I hope all girls around the world can have this opportunity to go to school and follow their dreams.Hamida Ataie
Most migrants I know can readily recite their date of arrival to Australia.
The day, month, year and first impressions are recalled with no effort.
It is a major milestone and a chance for new beginnings, healing, renewal and hope.
Every April since 1982, my family celebrates our arrival to Tasmania. It's usually Dad who remembers the exact date. We reminisce as a family of life back home in the Philippines.
For us, these anniversaries are a time for remembering and honouring the life we once had and the loved ones left behind.
It is also a time to be thankful for the wonderful life and bright future that Australia has given us.
When I read the article (The Examiner June 5) of Josef Chromy celebrating his 70 years of arrival in Australia, I was (again) in admiration of his fight for survival, his settlement journey and the contributions he has made to the Tasmanian community.

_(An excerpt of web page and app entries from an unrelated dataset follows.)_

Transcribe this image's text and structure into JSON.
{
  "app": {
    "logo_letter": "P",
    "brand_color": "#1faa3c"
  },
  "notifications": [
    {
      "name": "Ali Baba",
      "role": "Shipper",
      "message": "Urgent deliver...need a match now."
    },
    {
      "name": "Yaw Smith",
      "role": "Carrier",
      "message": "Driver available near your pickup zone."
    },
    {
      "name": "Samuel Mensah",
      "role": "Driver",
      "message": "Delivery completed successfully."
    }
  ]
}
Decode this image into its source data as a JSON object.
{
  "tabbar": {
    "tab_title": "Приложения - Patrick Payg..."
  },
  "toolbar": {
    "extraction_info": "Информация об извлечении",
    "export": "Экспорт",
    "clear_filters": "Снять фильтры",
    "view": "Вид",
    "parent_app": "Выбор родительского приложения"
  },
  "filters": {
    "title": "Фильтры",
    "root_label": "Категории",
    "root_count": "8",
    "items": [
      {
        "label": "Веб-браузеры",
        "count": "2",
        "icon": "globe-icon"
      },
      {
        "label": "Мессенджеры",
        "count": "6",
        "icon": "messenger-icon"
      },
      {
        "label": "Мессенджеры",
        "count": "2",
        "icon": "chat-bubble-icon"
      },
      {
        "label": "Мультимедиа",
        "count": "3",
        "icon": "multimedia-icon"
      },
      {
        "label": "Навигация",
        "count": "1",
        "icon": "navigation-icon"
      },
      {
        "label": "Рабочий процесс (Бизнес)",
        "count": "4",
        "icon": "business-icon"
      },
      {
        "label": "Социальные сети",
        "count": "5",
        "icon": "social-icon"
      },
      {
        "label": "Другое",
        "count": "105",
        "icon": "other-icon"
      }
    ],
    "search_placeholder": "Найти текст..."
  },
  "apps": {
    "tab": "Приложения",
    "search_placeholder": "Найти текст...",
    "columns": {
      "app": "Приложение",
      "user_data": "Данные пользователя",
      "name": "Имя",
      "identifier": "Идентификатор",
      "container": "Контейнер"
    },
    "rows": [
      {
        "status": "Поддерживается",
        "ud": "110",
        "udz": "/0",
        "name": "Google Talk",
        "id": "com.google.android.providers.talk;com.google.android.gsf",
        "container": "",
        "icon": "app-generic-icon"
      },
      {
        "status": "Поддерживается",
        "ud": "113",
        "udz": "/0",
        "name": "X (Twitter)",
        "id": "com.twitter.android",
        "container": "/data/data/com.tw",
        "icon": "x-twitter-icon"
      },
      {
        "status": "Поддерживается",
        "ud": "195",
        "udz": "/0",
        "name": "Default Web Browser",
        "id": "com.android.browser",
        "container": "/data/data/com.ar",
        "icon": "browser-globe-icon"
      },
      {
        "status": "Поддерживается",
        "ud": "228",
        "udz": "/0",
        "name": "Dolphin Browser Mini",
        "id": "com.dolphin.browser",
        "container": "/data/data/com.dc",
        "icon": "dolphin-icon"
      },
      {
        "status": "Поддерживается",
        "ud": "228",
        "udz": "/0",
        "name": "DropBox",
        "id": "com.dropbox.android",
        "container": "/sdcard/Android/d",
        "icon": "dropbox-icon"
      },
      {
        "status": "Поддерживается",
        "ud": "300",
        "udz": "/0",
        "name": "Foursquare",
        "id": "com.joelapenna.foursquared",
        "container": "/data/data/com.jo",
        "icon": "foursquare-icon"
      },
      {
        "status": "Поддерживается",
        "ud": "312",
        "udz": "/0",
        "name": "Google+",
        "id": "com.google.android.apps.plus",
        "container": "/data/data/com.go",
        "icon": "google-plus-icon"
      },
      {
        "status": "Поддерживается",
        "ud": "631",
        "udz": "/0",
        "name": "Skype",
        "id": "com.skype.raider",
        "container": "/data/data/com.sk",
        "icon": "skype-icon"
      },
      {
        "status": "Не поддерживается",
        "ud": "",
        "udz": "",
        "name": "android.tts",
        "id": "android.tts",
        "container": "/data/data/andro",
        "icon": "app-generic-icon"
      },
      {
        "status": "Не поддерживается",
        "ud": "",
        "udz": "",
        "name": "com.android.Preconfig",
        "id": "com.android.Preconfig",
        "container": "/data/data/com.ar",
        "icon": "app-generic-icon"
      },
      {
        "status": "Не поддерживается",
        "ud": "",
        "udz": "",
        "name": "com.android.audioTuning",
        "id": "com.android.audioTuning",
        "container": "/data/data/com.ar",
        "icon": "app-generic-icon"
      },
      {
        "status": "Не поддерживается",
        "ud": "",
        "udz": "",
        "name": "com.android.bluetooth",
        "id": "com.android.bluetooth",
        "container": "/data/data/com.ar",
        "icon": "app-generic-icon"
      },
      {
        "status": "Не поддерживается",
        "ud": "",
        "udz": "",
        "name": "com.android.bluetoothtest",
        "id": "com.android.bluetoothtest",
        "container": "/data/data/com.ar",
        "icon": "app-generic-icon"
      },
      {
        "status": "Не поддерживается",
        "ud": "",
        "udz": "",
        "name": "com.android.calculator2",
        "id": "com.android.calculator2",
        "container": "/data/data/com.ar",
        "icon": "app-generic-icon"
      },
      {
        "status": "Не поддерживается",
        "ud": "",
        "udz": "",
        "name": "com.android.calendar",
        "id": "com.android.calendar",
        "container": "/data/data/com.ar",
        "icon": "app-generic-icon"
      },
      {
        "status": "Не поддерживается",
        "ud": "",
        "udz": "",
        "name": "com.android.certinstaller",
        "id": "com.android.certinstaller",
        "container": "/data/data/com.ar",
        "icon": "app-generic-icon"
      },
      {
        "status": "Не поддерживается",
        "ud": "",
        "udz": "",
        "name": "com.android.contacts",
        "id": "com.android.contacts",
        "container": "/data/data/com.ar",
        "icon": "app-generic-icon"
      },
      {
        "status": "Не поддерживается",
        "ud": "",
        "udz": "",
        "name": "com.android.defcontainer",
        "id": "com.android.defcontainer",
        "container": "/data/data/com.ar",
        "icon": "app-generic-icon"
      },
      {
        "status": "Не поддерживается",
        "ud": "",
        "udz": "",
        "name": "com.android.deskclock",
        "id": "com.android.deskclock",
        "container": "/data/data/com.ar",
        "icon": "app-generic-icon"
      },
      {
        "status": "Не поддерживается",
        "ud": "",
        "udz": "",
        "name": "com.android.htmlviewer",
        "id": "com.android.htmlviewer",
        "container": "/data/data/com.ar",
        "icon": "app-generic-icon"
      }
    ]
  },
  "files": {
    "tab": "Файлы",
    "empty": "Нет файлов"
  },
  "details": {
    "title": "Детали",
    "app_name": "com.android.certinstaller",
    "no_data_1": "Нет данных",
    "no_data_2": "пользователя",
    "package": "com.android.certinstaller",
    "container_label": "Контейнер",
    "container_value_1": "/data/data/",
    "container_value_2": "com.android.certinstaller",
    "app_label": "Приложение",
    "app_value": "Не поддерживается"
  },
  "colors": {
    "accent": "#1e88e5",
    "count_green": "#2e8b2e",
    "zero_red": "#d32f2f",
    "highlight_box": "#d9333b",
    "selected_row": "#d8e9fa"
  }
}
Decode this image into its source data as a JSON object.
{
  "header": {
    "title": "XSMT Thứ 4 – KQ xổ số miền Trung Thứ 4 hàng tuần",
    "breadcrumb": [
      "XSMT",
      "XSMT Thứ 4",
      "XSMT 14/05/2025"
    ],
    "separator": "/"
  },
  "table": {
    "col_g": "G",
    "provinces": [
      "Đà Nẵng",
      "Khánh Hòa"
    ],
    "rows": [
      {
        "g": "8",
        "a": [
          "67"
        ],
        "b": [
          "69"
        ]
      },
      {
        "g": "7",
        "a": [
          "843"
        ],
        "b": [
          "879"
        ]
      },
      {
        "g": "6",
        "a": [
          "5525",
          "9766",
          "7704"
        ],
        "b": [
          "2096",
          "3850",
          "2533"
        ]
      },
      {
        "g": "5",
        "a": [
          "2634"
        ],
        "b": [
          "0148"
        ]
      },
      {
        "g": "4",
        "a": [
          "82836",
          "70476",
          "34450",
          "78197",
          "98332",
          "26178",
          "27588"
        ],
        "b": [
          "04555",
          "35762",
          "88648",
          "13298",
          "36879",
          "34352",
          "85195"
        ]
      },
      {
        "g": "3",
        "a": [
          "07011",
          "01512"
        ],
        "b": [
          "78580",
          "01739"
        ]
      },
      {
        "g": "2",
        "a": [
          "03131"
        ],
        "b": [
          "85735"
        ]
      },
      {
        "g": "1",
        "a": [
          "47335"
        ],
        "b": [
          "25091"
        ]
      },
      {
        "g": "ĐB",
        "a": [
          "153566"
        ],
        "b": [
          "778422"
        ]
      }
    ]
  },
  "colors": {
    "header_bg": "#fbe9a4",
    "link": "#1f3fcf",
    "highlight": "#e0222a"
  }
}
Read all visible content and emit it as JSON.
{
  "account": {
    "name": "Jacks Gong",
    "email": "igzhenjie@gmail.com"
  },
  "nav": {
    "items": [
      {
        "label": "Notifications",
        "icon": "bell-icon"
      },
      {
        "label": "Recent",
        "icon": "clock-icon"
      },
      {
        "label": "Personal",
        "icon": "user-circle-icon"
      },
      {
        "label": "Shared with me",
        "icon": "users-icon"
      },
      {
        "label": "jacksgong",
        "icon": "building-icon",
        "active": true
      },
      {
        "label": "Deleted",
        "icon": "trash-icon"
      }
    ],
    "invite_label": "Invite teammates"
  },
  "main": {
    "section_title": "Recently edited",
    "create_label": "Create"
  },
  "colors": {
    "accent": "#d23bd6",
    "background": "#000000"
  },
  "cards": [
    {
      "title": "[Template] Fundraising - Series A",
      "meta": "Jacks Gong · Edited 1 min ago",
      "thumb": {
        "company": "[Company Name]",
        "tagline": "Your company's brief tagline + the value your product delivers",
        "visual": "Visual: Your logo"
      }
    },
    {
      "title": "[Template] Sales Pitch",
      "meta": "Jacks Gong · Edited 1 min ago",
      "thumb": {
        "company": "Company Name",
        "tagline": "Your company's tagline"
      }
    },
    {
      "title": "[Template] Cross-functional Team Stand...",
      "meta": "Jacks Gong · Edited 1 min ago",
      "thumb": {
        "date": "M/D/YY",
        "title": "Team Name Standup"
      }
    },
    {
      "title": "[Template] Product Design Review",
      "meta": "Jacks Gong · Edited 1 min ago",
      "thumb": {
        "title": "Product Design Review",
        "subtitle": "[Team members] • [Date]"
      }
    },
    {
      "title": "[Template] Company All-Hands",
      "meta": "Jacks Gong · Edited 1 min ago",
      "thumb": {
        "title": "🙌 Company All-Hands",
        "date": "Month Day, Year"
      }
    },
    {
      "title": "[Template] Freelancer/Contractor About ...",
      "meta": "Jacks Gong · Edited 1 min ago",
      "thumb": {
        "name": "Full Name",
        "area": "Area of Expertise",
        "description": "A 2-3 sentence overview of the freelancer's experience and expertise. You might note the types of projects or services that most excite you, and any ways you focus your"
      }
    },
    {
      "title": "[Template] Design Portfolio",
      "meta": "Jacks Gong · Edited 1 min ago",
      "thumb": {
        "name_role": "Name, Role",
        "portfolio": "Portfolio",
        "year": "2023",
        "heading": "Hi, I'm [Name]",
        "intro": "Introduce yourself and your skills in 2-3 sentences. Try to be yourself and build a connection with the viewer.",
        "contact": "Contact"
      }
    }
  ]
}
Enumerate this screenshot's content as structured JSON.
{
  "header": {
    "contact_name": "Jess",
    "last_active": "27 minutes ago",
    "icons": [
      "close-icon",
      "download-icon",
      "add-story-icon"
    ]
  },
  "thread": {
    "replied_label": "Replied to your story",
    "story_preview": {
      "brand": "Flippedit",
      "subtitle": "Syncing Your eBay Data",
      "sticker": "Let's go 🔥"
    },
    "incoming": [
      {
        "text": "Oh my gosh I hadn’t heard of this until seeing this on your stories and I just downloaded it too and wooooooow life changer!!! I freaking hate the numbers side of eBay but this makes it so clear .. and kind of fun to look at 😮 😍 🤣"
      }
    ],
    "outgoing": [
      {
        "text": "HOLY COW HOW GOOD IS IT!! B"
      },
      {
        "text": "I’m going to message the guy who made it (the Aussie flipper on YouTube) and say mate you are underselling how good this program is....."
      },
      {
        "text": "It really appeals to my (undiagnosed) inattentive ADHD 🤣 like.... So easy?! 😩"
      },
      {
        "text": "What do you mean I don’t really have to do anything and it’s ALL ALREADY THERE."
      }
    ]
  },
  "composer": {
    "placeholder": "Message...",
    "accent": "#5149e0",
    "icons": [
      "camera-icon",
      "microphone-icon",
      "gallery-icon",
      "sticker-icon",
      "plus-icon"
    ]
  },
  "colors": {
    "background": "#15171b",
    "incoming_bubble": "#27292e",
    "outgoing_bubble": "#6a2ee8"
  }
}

Mr Chromy is a household name.
He is one of the greatest migrant stories in Tasmania and rightly so.
Mr Chromy's story also resonates with many of Tasmania's new arrivals.
As a settlement location for people arriving under Australia's Humanitarian Program, Launceston has welcomed many people from around the world who share common stories of fleeing and moving from country to country to find safety.
The largest number of recent refugees in Launceston are people from Bhutan, Burma, Eritrea, Ethiopia and Afghanistan.
Launceston was the first region in Australia to settle people from Bhutan in 2008 (another 'first' for the city).
We have asked two members of the community to share their stories.
Hamida Ataie, a Year 12 student at Newstead College
I was born in Afghanistan, a relatively small country compared to its bordering neighbours, Russia, China, India and Pakistan.
As the youngest sister in the family, I can understand what feels like being the smallest in your surroundings. On top of my early memory about war, fighting and destruction, my Mum used to tell me stories of how the war started when she was a child. Life was not possible any more, as Mum was saying that night and there is nothing we would lose by leaving our war-torn Afghanistan.
Pakistan was not a safe country for us, but the hope we had there kept us strong to manage our daily life struggle. I had to help my eldest sisters in making carpet to sale.
As a girl, going to school without being harassed is the second biggest achievement I had in my life "of course" after surviving the journey from Afghanistan to Australia.
I hope all girls around the world can have this opportunity to go to school and follow their dreams. My dream is to be a hairdresser.
Dilu Baalisampang spent 20 years living in a refugee camp
I left the country (Bhutan) in the night, in the moonlight along with my parents and seven siblings.
My mother carried my youngest brother and father carried some bags of clothes. We have no idea where our destination will end.
After walking three days on barefoot over the mountains, creeks and hills with a small amount of food finally we crossed the border of India. Then our parents were able to hire a truck to get to Nepal where we arrived in the UNCHR run camps in Nepal.
In the hope of repatriation and good future, we spent 20 years in a Bhutanese Refugee Camp run by UNCHR and Government of Nepal.
In 2007, UNCHR and Government of Nepal open the opportunity for voluntary resettlement program to Bhutanese Refugee.
In search of a good life, hope and freedom we chose to come to Australia. I arrived with my husband and three children in 2010.
Now we are citizens of this great nation, bought a house, my husband and son have secured jobs and my daughter is studying at the University of Tasmania.
I am very thankful to the Australian government and people, for giving us new life and opportunity.
The board, staff and volunteers at MRC Northern Tasmania are honoured to be a part of the resettlement program.
Every day serves as a reminder of the global refugee situation and how important it is for people arriving in Launceston to receive the best possible welcome and support.
Nobody becomes a refugee by choice but each of us can have a choice about how we help and how we treat others.
As a community, we can make coming-to-Australia anniversaries for people like Hamida, Dilu and other migrants, even more special.
- Ella Dixon, Migrant Resource Centre Northern Tasmania, chief executive.